I used this poster as a way in reinforce some of the conversations we had been having in class about inherent bias in archival systems and the relationship between archives and colonialism. We read through the each of the privileges and actions identified in the areas of archival description, appraisal, access/use, professional life, and education. I then asked students to reflect on what we had been learning about Indigenous knowledge keeping, Indigenous content in community archives vs. Indigenous content in Western archives, and the Canadian archival profession’s relationship with Indigenous peoples. After individual and small group reflection students were asked to come up with new actions specific to the Indigenous/settler context which exists in the land currently known as Canada.

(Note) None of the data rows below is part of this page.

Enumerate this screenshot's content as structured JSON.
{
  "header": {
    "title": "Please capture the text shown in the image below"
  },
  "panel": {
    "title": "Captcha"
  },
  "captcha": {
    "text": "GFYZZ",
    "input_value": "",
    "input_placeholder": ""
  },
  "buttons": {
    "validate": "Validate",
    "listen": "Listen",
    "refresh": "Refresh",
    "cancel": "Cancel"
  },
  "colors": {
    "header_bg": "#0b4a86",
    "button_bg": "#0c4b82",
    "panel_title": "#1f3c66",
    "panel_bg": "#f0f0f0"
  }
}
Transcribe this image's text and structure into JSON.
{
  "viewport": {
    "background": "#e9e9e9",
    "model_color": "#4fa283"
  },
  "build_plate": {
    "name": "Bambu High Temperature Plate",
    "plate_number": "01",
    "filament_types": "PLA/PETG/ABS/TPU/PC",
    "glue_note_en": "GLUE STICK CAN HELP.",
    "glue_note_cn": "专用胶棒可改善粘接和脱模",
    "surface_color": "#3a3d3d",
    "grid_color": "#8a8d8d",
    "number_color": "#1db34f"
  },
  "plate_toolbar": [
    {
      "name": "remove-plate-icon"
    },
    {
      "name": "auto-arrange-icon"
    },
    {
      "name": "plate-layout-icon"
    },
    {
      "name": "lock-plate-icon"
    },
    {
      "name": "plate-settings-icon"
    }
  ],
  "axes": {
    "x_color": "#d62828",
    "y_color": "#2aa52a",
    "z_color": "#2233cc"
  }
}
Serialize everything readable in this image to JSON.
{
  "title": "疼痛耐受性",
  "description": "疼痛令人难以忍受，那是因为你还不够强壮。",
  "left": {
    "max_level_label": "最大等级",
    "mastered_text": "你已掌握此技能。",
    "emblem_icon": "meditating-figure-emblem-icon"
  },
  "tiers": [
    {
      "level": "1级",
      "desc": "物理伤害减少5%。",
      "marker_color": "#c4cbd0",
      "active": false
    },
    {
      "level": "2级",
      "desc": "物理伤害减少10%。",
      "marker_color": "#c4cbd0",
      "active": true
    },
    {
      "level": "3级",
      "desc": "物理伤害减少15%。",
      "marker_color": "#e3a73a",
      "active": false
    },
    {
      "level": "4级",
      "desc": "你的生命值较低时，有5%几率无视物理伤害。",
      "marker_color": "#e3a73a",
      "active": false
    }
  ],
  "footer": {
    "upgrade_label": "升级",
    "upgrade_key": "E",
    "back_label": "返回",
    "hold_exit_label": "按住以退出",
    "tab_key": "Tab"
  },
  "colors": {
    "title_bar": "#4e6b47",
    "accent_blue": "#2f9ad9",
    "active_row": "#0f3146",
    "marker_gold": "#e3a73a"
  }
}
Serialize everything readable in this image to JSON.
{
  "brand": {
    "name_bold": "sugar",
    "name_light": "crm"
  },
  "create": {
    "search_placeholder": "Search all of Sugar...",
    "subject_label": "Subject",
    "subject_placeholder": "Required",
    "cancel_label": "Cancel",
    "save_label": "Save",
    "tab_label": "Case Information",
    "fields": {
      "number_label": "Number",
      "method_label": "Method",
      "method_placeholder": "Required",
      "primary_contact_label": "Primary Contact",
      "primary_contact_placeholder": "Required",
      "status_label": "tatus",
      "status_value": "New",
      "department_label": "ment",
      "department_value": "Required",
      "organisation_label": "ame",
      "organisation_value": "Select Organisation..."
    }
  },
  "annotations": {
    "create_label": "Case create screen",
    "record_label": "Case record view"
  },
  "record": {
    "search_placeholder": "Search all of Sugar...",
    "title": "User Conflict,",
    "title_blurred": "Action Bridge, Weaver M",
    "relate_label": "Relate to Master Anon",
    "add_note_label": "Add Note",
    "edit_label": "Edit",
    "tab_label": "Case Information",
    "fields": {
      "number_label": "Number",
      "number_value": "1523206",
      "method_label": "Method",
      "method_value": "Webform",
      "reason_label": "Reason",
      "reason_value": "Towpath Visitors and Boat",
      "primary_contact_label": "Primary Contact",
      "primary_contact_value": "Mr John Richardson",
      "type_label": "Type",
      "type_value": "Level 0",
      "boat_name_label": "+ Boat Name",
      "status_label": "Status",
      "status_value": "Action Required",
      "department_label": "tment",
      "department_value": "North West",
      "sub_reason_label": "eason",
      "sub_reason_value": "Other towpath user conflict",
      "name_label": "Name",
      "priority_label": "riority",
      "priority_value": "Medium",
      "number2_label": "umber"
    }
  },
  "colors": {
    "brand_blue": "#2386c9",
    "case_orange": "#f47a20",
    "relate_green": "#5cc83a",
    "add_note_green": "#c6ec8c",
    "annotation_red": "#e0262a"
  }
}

The dialogue inspired the poster included reflections on the need for Indigenous community driven archival practices, support for Indigenous language archival description, and the need for flexible access to archives based on Indigenous needs. Discussion also focused on ways to dismantle barriers to archival access and possibilities for building better professional relationships. We also talked about the potential of community based archival education opportunities and how access to education directly impacts the archival profession.
For me, this exercise was a way to build on the readings and lecture material students were engaged in about archives and colonialism. The student response was positive with many of the students wanting to know more about the origins of the poster and looking to further their own understanding of the topic.
For folks interested in learning more about the importance of teaching social justice in the archival classroom here are some additional resources:
- Anne Gilliland, Sue McKemmish, Kelvin White, Yang Lu, and Andrew Lau, Pluralizing the Archival Paradigm: Can Archival Education in Pacific Rim Communities Address the Challenge?. The American Archivist 71, 1 (2008): 87-117. The list of new approaches to curriculum development and modes of archival instruction included in this article is particularly insightful.
- Nicole A. Cooke, Miriam E. Sweeney, Safiya Umjoa Noble, “Social Justice as Topic and Tool: An Attempt to Transform an LIS Curriculum and Culture,“ Library Quarterly 86 (2016): 107–24. This article discusses the role of social justice education in the holistic training of LIS professionals, with an emphasis on acknowledging the diverse patrons LIS folks serve. The authors also explore particular techniques used (to varying levels of success) to teach about social justice, privilege, and race.
- I also can’t recommend highly enough The Archives & Social Justice Reading List for anyone just getting started with this topic or looking to diversify their reading.
Photo credit: Jamie Street on Unsplash